REQUIRED ACTION: Filter the entries that follow, copying every line in which the word "热浪假日时装礼袋" appears.

=== Begin Enclosure ===

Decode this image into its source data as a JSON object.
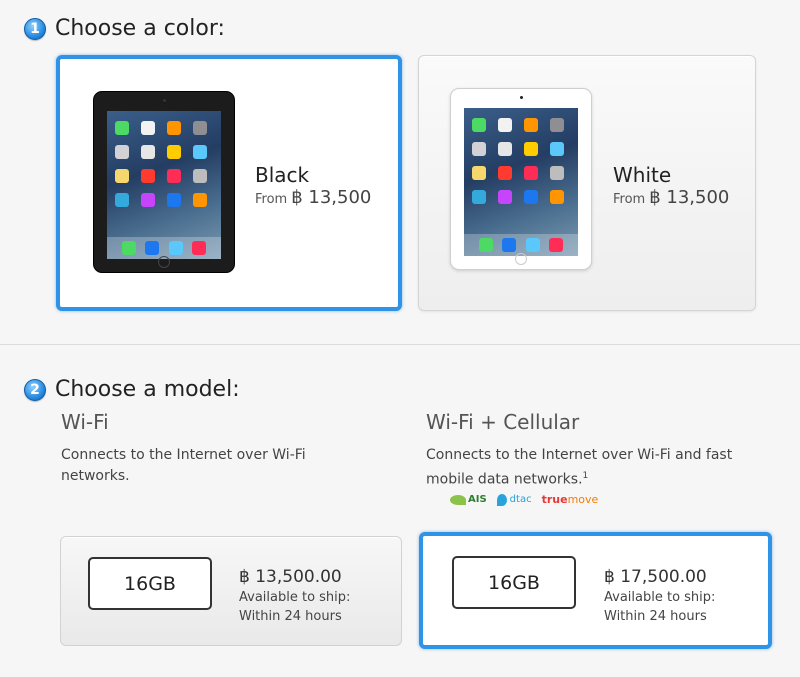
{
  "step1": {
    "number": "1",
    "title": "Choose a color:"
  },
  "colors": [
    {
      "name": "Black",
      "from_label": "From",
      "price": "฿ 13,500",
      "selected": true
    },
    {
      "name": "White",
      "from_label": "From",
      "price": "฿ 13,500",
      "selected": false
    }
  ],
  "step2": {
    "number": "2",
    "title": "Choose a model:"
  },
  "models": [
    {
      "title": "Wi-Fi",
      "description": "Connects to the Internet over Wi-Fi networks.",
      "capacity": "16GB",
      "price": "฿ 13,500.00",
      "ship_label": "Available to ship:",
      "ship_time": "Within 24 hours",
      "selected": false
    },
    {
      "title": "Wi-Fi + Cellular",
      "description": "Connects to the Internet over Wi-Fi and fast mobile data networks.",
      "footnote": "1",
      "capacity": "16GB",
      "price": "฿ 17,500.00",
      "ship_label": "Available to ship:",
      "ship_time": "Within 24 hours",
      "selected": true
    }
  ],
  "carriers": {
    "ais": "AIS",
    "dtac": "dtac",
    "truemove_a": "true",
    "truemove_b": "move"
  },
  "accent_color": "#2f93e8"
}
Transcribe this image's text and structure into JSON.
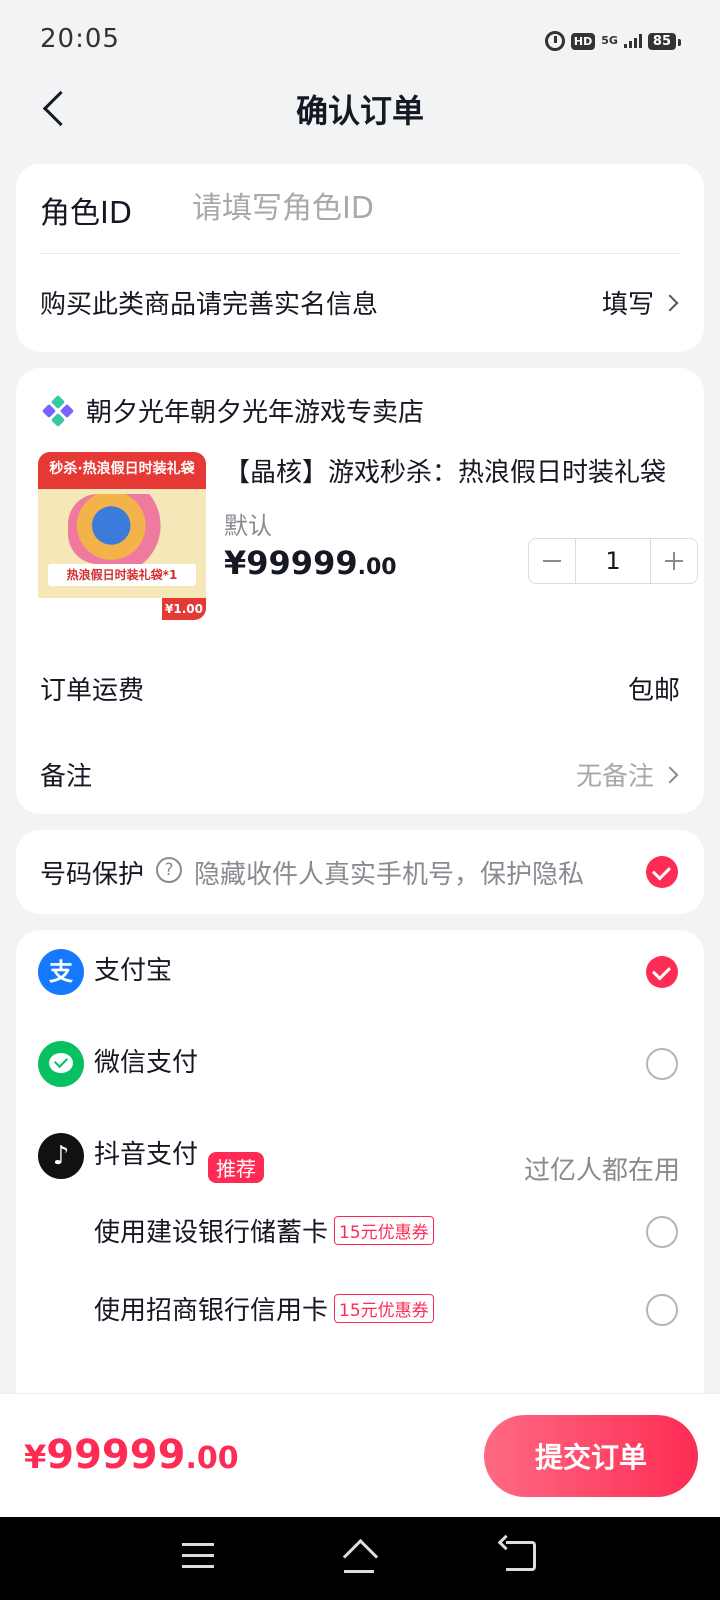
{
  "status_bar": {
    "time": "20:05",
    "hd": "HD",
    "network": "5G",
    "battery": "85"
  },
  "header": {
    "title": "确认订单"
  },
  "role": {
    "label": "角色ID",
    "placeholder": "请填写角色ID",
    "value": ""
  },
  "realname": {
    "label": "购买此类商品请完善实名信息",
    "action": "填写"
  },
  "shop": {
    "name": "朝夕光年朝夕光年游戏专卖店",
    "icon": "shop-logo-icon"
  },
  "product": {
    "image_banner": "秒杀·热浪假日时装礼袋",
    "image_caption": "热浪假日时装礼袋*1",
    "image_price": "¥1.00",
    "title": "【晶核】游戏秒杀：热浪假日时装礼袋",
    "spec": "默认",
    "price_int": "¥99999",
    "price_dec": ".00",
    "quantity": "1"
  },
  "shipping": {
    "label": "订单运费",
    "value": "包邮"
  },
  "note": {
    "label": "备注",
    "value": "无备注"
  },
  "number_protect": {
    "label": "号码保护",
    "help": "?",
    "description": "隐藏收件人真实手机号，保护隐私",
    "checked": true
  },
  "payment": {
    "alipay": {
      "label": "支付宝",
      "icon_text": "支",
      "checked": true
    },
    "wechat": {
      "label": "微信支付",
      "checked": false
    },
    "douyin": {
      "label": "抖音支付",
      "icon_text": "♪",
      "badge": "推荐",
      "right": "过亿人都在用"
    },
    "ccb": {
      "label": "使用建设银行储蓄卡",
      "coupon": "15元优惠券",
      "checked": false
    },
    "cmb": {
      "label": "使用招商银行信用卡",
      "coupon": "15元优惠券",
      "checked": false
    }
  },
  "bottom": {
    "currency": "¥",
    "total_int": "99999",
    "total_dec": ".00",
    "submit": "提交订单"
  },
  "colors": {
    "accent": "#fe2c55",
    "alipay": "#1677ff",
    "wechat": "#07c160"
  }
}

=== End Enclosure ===
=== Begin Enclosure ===

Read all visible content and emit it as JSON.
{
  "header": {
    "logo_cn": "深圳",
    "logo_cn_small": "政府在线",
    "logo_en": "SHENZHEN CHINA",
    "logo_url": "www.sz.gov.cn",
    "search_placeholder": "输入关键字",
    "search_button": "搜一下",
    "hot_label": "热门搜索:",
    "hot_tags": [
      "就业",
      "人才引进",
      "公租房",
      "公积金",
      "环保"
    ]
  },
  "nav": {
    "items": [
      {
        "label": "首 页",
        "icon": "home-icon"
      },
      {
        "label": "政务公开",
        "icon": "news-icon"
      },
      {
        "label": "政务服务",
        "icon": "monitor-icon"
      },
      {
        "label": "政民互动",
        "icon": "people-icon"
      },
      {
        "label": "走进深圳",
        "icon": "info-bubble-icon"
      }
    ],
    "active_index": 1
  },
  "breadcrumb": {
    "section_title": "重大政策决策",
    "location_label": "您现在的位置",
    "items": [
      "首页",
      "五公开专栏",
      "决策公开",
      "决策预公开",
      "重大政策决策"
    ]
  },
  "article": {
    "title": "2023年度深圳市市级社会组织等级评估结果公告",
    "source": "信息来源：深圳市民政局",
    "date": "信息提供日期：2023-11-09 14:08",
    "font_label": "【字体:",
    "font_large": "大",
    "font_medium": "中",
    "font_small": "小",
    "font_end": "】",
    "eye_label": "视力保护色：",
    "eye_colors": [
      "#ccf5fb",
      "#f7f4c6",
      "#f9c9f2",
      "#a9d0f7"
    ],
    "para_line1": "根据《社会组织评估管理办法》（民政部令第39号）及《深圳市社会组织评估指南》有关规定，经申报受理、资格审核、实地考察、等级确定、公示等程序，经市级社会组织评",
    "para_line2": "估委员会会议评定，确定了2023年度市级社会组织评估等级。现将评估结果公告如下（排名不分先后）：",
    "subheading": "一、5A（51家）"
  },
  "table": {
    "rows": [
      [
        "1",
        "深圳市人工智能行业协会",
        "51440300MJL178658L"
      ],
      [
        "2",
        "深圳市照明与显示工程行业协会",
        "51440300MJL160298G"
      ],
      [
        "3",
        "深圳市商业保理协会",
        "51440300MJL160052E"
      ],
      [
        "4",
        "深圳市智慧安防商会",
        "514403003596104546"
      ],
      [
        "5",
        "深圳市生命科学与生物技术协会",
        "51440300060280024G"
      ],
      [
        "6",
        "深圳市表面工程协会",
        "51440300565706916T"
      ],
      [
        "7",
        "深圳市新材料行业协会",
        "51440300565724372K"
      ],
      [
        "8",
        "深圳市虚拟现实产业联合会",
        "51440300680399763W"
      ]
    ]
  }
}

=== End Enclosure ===

EXERCISE SOLUTION:
    "image_banner": "秒杀·热浪假日时装礼袋",
    "image_caption": "热浪假日时装礼袋*1",
    "title": "【晶核】游戏秒杀：热浪假日时装礼袋",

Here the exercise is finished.